There are risk factors that you can control as well as risk factors you
Risk factors you can control including the following:
- Being overweight
- An inactive lifestyle
- High LDL levels
- Low HDL levels
- High triglyceride levels
- High blood pressure
Risk factors you cannot control include:
- Your age. You are at risk of a heart attack or stroke if you are male and older than 45. If you are female, your risk increases after age 55.
- Your gender. More men have heart attacks earlier in life, but more women than men die from cardiovascular disease.
- Your family history. A family history of cardiovascular disease puts you at risk of developing the disease.
Diagnosing Peripheral Vascular Disease
During a medical history and physical exam, your physician will ask you about symptoms you may be experiencing. He or she may listen for a weak pulse in the arteries in your arms and legs, which may indicate the presence of PVD.
To confirm a diagnosis of PVD, your physician may have you undergo one or several of the following procedures:
Ankle/brachial index (ABI)
This simple, noninvasive procedure compares the ratio of blood pressure in the arms and legs. An abnormal ratio between the two may indicate decreased circulation in blood vessels.
An ultrasound procedure uses sound waves to produce images of blood flowing through arteries.
64-Slice CT angiography
During this noninvasive test, a CT scanner (a type of X-ray machine) rotates around the body taking a series of images. These images are then reconstructed on a computer and provide detailed pictures of arteries and other body structures.
During this procedure a contrast dye is injected into a blood vessel, which allows physicians to see areas of blockage on a monitor. This procedure may be used in conjunction with endovascular treatment (balloon angioplasty and stent placement).
Treating Peripheral Vascular Disease
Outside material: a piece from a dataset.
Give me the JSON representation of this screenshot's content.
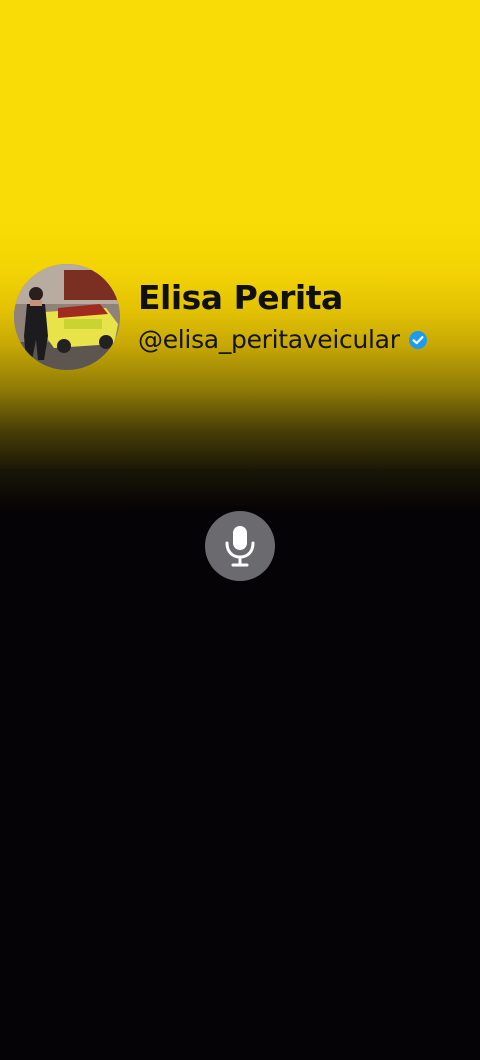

Virginia Mason's team of interventional radiologists, vascular surgeons and interventional cardiologists all work together to treat patients with PVD. Treatment will depend on your symptoms and the severity of your disease as well as your overall general health. Treatment options include:
If a blockage is not severe, it may be controlled with lifestyle modifications that include losing weight, exercising and stopping smoking.
Minimally invasive endovascular interventions (transcatheter
Your physician may recommend that you have a balloon angioplasty procedure and a stent placed in the blocked blood vessel to help keep it open to blood flow. During this procedure you will first be given a local anesthetic and medications to help you relax. Next, after a small incision is made in your arm or leg, a guide wire will be inserted into an artery and gently maneuvered toward the blockage. When the guide wire reaches the blockage, a thin catheter with a balloon on its end is moved over the wire to the affected area. The balloon is then inflated within the blockage, which helps open the artery.
The balloon may remain inflated for up to two minutes, then deflated. It also may be inflated several times to achieve the desired result. You may feel some mild pressure in your arm or leg and in the area of the blockage during the procedure, which is normal. A stent, which is a small wire mesh coil, is then placed in the artery where the blockage occurred to help keep it open.
Peripheral vascular bypass
Your physician may recommend that you have surgery to bypass a blocked blood vessel. This procedure involves taking a vein from another part of your body to be used as a bypass graft. An incision is then made in your arm or leg to access the blocked blood vessel. The graft is sewn above and below the blockage, allowing blood to bypass the obstruction.
This surgery is often used to remove blockage from the carotid arteries on either side of the neck. For this surgery you will first have a local or general anesthetic. After a small incision is made in the neck, the artery will be opened and the blockage cleaned out. Your surgeon may decide to insert a graft (part of a vein or a man made material) to help keep the artery open. The artery is then sewn shut.